RECORDED INFORMATION:

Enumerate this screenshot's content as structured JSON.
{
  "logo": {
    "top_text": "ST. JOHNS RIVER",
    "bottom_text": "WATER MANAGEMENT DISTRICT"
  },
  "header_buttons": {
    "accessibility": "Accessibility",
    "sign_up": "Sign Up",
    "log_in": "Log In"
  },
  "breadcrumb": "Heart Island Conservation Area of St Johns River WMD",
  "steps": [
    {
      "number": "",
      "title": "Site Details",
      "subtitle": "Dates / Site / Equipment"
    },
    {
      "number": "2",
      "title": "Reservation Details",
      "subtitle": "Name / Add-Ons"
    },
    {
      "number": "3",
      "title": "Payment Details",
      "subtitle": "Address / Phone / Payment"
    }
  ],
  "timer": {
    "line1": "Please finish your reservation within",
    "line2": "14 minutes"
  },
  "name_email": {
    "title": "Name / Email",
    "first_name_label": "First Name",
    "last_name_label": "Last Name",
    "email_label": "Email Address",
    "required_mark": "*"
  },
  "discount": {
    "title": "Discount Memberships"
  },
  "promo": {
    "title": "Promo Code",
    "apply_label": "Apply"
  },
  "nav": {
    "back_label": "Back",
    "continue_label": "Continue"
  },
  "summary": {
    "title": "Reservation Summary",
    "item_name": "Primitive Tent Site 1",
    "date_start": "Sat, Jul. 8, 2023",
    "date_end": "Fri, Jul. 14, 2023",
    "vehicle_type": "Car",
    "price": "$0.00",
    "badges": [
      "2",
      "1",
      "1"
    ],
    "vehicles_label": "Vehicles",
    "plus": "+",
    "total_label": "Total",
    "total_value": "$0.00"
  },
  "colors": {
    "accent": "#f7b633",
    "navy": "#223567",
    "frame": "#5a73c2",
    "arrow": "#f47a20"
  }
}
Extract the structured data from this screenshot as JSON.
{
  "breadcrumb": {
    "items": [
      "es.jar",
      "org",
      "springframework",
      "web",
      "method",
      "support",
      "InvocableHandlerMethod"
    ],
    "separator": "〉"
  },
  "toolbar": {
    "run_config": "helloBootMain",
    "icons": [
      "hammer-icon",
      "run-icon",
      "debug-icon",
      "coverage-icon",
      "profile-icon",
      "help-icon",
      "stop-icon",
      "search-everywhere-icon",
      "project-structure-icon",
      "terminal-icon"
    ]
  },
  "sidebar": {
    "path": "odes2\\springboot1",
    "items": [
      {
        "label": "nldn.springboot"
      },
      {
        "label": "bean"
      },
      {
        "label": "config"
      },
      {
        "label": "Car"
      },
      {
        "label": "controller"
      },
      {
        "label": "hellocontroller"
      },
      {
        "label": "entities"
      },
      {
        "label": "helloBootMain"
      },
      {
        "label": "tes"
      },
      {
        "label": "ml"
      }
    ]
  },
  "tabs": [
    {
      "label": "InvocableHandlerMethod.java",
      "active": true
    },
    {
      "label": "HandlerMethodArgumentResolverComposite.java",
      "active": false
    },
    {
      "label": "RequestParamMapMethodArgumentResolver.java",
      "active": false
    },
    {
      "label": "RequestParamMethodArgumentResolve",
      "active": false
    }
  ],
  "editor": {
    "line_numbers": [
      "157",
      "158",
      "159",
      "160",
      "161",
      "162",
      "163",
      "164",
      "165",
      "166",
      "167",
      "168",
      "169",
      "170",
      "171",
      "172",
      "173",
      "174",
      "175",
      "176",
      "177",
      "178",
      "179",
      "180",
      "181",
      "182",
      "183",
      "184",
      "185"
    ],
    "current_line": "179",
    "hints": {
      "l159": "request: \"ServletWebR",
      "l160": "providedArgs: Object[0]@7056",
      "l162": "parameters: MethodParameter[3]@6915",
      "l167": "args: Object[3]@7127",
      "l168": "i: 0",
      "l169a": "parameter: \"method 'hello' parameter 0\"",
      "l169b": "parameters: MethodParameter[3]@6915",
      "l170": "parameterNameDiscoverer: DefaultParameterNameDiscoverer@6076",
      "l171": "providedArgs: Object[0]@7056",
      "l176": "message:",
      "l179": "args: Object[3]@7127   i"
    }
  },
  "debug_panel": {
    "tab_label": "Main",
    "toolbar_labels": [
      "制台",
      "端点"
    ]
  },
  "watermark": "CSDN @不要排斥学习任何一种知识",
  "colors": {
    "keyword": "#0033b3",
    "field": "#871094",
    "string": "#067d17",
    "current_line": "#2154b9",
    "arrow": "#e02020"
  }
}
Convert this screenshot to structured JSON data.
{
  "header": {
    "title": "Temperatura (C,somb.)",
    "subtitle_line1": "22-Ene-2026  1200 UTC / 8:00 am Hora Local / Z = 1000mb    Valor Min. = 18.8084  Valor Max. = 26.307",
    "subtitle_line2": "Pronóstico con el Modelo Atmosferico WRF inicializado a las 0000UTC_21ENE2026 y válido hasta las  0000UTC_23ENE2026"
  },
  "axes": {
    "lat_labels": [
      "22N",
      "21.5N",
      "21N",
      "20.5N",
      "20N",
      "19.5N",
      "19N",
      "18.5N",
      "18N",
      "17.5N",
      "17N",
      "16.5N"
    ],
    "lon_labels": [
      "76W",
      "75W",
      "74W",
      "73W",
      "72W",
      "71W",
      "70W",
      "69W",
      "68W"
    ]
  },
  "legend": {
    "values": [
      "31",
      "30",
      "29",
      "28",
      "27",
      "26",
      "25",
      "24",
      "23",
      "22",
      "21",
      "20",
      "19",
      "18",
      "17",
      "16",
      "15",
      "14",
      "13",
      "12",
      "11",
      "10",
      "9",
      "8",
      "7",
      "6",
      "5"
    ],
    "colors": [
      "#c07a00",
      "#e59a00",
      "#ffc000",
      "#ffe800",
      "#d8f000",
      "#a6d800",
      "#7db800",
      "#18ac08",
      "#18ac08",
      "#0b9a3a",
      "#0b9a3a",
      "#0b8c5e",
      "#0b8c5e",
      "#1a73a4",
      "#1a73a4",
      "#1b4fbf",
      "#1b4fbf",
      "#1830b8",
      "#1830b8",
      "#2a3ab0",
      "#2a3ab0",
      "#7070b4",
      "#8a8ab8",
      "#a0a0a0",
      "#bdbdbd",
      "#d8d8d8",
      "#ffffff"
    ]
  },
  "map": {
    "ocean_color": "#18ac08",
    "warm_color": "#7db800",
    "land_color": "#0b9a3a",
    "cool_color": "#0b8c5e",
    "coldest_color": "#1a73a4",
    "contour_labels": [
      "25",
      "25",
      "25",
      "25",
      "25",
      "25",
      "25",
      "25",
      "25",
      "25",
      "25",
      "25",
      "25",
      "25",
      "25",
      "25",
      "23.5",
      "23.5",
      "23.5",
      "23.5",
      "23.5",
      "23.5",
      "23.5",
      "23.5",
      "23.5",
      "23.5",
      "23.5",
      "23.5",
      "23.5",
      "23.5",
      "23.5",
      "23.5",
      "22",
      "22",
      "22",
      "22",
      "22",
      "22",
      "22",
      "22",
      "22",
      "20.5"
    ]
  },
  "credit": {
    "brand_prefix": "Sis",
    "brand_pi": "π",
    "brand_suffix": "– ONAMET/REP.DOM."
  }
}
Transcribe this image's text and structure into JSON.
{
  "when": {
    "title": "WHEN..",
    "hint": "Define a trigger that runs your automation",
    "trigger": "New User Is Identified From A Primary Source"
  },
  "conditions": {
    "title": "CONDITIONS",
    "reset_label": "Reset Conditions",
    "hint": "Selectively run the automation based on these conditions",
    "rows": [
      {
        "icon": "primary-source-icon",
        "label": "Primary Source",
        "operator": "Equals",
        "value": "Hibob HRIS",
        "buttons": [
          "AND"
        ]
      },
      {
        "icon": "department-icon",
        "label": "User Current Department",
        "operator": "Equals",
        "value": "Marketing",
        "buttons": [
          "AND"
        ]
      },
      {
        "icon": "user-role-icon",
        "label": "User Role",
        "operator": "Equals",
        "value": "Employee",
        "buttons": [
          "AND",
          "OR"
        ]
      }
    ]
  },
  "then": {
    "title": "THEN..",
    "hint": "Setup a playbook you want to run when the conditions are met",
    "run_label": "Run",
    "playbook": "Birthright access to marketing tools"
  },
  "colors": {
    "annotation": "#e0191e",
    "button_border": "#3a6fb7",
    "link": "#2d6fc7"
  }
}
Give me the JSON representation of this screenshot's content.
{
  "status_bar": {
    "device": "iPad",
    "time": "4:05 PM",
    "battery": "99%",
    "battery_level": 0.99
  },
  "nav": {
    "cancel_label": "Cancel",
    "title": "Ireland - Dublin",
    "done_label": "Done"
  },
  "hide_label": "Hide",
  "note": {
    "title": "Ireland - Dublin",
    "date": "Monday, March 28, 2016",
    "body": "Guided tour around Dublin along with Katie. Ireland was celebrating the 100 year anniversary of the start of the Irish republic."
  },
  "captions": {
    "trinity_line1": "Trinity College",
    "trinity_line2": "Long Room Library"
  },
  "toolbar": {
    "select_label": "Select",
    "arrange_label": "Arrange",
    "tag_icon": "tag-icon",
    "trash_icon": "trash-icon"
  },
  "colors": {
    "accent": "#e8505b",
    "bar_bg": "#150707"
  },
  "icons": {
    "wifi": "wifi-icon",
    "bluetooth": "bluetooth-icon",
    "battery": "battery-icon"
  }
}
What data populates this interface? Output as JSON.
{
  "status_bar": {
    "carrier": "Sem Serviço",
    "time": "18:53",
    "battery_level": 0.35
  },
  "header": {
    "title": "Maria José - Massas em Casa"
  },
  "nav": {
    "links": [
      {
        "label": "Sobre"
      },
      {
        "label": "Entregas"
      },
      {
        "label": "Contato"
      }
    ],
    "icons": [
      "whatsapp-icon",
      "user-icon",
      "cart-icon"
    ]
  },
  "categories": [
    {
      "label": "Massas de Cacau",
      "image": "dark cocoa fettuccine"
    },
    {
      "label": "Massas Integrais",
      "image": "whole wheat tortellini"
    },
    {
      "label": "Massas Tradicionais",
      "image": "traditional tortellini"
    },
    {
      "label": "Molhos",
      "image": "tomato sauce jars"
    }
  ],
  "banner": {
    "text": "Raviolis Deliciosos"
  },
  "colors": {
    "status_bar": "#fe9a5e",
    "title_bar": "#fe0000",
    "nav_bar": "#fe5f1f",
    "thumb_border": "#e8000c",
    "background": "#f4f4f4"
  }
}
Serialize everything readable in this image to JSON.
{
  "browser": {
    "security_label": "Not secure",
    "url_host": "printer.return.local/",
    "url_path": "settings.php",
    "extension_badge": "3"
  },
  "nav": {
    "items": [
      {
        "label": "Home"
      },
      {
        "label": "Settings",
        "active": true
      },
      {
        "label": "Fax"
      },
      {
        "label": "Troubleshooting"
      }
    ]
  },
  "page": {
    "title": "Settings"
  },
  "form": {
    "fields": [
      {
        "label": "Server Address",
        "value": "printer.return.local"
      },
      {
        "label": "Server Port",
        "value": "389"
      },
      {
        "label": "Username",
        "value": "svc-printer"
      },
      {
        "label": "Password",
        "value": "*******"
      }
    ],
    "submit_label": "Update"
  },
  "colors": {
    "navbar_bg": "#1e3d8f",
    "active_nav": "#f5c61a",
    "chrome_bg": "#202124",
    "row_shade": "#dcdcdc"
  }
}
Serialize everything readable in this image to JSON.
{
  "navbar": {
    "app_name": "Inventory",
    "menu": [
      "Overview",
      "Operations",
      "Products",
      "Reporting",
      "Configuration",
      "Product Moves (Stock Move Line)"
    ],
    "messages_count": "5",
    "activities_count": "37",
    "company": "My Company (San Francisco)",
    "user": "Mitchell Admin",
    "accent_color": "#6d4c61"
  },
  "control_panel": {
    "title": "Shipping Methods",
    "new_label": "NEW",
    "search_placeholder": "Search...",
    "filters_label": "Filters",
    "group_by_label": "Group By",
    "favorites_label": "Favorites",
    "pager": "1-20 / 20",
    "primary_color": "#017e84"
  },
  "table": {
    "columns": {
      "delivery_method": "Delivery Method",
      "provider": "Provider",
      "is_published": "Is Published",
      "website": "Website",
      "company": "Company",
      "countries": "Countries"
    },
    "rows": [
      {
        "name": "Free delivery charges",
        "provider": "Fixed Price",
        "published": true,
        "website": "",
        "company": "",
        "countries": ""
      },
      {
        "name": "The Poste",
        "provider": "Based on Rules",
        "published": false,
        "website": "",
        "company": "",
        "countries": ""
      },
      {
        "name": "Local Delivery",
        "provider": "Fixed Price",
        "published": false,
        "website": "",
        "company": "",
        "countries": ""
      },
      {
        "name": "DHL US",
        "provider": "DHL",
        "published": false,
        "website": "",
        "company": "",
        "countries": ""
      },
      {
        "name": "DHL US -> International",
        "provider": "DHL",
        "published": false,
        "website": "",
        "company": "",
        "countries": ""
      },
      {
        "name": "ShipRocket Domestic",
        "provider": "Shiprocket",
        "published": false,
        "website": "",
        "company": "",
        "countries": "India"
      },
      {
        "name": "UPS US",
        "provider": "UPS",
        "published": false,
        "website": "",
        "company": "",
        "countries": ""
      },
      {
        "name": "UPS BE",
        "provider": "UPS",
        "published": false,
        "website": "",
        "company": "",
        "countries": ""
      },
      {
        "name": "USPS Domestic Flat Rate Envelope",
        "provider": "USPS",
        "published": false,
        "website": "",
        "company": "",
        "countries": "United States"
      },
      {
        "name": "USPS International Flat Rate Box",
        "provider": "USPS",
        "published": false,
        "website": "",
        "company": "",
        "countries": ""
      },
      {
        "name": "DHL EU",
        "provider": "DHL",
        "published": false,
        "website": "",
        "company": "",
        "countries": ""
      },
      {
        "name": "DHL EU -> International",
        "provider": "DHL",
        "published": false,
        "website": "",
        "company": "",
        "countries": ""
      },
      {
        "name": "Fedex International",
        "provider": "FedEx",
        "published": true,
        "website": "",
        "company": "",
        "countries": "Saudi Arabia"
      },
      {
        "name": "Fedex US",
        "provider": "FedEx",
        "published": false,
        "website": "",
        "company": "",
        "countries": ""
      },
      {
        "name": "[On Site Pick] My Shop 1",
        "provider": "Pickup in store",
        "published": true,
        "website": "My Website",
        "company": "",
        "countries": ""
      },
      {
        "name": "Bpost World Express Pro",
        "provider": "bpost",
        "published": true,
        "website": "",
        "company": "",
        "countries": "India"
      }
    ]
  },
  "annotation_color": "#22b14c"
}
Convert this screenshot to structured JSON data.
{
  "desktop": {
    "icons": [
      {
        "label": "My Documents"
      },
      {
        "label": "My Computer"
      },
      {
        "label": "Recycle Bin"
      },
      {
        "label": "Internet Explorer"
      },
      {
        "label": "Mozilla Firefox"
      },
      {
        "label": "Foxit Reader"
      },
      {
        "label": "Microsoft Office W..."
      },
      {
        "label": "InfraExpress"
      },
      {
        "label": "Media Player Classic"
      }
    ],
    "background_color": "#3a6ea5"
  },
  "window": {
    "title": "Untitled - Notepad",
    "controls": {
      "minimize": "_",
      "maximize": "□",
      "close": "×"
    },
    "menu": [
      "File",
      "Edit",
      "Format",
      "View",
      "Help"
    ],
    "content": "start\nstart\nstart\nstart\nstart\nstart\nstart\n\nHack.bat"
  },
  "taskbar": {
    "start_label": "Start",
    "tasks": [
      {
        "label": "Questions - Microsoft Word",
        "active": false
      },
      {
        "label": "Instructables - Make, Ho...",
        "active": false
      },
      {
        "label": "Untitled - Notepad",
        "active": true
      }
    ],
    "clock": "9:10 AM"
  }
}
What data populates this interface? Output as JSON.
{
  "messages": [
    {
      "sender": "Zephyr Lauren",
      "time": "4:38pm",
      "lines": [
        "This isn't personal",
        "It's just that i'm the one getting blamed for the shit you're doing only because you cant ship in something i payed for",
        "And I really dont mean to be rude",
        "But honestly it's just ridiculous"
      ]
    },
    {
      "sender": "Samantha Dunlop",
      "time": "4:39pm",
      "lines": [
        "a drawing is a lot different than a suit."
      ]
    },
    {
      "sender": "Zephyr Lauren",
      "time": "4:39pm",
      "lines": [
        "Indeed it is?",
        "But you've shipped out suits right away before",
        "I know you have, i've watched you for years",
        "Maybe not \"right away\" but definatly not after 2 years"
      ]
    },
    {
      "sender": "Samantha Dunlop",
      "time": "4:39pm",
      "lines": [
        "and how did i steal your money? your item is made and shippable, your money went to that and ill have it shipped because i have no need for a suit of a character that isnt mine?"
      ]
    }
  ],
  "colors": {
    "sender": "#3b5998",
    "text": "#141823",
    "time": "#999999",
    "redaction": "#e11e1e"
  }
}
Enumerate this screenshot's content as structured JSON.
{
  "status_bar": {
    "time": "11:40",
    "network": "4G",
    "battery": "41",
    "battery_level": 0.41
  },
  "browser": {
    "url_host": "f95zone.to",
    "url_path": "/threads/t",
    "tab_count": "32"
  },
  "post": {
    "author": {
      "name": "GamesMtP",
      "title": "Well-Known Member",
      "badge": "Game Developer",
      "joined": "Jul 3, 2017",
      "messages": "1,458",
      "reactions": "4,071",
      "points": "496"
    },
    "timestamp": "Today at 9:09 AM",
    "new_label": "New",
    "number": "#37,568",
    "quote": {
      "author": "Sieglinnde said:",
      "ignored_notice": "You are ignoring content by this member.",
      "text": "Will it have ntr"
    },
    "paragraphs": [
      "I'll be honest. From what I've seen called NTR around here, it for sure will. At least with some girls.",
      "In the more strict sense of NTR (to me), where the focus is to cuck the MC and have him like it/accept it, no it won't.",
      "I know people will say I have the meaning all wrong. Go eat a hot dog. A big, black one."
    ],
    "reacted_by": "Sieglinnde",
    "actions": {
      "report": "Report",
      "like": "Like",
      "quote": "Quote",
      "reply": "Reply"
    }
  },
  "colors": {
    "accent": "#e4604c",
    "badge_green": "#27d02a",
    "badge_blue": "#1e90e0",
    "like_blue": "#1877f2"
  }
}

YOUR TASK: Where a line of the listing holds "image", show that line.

YOUR RESPONSE:
Transcribe this image's text and structure into JSON.
      "image": "dark cocoa fettuccine"
      "image": "whole wheat tortellini"
      "image": "traditional tortellini"
      "image": "tomato sauce jars"
Serialize everything readable in this image to JSON.
Serialize everything readable in this image to JSON.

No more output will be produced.